**Requirement:**
Look for the word "Change" in the entries and copy every line where it shows up.

(Collected data entries)
=== Section Start ===
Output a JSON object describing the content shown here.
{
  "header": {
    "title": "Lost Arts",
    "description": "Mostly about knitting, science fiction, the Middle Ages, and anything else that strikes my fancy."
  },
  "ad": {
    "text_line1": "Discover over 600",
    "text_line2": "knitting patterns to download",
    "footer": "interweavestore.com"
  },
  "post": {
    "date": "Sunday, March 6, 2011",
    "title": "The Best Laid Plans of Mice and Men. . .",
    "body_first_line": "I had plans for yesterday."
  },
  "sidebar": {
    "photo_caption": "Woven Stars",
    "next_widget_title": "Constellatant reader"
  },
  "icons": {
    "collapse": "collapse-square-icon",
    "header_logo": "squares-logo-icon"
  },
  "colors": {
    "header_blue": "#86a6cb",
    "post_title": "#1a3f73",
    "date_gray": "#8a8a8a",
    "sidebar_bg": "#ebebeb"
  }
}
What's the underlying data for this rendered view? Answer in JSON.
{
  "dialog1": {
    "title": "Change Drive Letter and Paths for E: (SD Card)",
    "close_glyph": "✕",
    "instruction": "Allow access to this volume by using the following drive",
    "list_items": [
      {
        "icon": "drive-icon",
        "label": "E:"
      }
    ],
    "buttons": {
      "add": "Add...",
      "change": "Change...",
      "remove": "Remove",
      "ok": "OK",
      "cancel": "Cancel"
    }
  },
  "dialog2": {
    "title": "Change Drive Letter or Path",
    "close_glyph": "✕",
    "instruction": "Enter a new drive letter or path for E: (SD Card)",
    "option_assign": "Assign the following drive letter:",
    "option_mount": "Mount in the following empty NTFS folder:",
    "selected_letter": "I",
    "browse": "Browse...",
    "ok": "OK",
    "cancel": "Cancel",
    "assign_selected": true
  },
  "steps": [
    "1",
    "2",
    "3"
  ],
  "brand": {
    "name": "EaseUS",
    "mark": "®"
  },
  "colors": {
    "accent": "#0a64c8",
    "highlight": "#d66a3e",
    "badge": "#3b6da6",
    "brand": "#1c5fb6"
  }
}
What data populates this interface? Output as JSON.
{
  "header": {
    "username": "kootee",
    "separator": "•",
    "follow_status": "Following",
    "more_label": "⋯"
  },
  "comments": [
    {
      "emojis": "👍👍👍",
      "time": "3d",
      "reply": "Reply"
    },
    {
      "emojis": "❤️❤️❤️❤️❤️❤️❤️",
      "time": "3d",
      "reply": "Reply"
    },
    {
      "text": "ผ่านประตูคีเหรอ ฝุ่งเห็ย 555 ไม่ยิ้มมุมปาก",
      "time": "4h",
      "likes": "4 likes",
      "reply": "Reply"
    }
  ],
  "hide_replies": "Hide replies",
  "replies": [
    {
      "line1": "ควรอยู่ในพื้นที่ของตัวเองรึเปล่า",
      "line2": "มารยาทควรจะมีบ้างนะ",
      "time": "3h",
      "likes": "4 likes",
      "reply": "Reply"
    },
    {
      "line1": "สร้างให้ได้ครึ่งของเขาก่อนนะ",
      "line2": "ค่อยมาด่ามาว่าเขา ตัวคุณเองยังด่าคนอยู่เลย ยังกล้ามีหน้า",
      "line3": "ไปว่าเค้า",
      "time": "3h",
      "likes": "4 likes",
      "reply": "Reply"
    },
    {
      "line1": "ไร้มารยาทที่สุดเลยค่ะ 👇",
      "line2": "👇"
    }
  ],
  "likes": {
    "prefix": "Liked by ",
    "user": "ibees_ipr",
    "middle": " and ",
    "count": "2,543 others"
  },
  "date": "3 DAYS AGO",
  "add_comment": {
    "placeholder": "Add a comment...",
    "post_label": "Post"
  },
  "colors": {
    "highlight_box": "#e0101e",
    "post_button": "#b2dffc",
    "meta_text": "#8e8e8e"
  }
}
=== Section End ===
**Exercise result:**
    "title": "Change Drive Letter and Paths for E: (SD Card)",
      "change": "Change...",
    "title": "Change Drive Letter or Path",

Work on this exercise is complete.